I. Janice Hocker Rushing in 'E.T. as Rhetorical Transcendence', Quarterly Journal of Speech, vol. 71, no. 2, 1985, asserts that 'It may be that space fiction or fantasy is the most important contemporary genre for presenting and responding to the rhetorical exigency of fragmentation' (p. 200). Bonnie Brain, in 'Saviors and Scientists: Extraterrestrials in Recent Science Fiction Rims', Et Cetera: A Review of General Semantics, vol. 40, no. 2, l983, likewise associates these films with prevailing concerns of their audiences and finds them specifically religious in tone: 'Not surprisingly, the human reaction - and the audience response - [aliens] inspire borders on reverence' (p. 219).
2. Leonard M. Scigaj, in 'Bettelheim, Castaneda, and Zen: The Powers behind the Force in Star Wars', Extrapolation, vol. 22, no. 3, 1981, discusses the influence in the films of Zen Buddhism and the writings of Carlos Castaneda.
3. Joseph Conrad, Heart of Darkness, New York: W.W. Norton & Co 1971, p. 51.
4. Superman is obviously an alien messiah figure, too, although he was more a product of the 1930s than of the 1970s or 1980s. The first film emphasizes Superman's messianic character.
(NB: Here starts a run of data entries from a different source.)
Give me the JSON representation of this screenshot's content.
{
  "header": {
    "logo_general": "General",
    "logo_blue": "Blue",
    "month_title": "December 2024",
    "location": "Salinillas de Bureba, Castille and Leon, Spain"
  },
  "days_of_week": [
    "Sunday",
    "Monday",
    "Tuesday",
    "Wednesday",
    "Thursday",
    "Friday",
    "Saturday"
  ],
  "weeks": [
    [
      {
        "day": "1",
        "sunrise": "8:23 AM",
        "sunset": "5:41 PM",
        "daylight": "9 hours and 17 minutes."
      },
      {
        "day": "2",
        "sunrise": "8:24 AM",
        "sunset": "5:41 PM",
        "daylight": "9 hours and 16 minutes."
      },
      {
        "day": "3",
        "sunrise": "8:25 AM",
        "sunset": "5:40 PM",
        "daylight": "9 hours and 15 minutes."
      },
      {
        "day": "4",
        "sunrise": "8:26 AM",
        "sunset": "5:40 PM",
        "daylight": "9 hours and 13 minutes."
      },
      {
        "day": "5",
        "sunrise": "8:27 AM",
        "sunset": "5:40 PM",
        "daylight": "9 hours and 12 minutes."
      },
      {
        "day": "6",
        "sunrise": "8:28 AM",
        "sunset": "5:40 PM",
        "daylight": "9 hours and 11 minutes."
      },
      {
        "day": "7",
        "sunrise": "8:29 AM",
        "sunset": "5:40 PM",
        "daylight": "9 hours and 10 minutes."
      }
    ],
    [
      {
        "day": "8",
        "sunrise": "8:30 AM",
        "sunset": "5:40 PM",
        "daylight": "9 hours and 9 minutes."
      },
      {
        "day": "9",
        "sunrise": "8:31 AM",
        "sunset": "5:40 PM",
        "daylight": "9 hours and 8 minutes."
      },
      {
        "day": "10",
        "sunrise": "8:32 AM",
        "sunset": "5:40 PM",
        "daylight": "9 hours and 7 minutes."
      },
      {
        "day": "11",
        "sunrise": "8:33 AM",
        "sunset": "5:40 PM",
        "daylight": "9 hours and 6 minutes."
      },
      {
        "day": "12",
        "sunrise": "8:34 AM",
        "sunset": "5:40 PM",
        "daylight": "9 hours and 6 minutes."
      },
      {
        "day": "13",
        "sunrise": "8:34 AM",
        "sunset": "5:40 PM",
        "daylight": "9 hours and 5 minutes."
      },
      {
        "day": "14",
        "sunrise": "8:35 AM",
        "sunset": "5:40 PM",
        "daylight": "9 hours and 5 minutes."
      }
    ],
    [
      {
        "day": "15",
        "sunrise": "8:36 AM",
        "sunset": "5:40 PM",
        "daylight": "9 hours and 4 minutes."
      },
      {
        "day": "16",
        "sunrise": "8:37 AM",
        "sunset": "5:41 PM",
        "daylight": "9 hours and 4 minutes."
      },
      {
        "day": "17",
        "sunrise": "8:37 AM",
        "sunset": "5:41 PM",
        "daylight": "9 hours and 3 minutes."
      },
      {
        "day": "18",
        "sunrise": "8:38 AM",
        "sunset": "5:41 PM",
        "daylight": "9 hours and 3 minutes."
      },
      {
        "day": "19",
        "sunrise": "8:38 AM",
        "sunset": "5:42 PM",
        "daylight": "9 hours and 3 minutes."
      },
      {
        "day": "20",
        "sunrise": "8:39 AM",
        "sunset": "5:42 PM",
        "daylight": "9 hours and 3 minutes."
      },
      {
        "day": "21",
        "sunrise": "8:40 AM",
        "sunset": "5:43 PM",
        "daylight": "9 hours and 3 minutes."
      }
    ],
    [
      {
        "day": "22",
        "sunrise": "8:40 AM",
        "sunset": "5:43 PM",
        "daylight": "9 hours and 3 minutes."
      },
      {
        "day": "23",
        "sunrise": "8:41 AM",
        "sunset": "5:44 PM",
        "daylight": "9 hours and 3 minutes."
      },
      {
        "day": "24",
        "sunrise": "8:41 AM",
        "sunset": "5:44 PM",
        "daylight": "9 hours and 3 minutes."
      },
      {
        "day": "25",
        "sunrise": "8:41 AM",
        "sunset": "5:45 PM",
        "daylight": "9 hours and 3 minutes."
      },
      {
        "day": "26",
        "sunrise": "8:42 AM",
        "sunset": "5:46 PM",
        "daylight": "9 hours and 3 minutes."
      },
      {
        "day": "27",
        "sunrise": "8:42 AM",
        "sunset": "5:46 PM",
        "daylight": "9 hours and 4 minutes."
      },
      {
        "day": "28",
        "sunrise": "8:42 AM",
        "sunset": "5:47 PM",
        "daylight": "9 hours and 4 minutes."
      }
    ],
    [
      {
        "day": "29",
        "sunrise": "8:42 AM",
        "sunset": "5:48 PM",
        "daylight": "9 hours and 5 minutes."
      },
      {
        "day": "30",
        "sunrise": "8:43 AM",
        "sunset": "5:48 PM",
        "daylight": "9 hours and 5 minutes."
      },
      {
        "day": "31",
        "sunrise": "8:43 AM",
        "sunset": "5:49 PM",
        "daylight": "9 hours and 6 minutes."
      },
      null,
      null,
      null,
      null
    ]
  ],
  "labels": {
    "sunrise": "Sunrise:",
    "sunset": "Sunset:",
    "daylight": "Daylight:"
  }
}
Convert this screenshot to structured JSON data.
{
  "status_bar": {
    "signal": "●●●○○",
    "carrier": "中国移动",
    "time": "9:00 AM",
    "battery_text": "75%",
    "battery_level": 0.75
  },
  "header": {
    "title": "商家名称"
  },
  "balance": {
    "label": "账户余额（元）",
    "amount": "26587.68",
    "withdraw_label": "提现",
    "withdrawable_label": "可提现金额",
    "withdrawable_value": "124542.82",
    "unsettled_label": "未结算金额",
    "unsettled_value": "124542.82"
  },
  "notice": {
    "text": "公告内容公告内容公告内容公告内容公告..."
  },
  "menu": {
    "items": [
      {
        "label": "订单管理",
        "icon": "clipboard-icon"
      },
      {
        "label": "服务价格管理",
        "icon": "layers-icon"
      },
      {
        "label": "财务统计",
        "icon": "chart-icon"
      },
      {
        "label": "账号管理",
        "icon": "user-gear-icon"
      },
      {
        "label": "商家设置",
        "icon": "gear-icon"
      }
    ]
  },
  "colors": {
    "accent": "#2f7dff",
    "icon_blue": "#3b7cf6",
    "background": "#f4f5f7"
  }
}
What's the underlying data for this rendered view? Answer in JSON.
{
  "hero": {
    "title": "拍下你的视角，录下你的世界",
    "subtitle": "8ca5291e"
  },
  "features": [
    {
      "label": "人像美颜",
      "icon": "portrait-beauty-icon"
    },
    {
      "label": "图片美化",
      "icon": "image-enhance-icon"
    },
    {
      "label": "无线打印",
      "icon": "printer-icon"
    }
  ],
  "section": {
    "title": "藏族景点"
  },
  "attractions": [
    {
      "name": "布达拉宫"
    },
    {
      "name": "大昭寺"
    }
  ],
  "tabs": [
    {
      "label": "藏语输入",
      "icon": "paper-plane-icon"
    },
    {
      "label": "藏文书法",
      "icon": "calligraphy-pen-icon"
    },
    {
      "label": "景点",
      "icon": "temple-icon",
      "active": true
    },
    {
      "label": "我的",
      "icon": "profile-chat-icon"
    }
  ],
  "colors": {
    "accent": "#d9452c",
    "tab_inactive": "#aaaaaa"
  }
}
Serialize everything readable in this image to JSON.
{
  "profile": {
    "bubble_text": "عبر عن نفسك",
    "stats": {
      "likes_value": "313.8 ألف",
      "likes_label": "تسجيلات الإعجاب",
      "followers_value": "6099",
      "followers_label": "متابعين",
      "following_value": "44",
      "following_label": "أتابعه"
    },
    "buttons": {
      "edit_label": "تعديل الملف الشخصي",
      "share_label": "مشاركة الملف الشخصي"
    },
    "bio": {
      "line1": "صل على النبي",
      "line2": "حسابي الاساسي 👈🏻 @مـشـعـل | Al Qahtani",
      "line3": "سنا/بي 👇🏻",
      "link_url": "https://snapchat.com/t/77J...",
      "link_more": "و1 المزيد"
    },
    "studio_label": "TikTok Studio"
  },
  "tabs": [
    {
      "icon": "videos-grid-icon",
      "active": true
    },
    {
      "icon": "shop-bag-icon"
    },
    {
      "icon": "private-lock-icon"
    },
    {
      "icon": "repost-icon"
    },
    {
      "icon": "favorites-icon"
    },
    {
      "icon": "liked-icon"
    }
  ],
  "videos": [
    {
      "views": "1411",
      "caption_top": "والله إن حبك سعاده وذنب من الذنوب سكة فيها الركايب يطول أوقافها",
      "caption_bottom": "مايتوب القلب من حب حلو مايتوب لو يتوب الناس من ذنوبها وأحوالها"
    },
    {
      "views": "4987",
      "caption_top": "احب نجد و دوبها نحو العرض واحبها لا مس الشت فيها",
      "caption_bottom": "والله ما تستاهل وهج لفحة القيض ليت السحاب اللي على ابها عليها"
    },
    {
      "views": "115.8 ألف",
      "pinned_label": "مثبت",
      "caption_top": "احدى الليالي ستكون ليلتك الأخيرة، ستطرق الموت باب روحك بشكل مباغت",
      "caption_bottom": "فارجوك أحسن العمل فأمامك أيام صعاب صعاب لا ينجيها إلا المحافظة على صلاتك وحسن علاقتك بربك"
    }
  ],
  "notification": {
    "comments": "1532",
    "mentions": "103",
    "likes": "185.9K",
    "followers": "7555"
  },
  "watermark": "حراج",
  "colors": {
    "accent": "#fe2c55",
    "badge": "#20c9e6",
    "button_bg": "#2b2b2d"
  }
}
His father explains that he has sent his 'only son' to do service to the people of Earth. Superman performs miracles, raises Lois Lane from the dead, and more or less dedicates himself to good deeds.
5. See also Tony Williams, 'Close Encounters of the Authoritarian Kind', Wide Angle, vol. 5, no. 4, 1983.
6. Resurrections occur in one form or another in The Day the Earth Stood Still, Superman, Cocoon, Star Trek III: The Search for Spock, Starman, Star Wars, The Last Starfighter, E.T. and 2010.
7. In this sense Janice Hocker Rushing calls E.T. 'a significant experiment in the rhetoric of mythic transcendence' (p. 200). On E.T., see also Andrew Gordon, 'E.T. as Fairy Tale', Science Fiction Studies, vol. 10, no. 3, 1983.
In: Alien Zone: Cultural Theory and Contemporary Science Fiction Cinema. Edited by Annete Kuhn. London Verso, 1990, p. 32-38.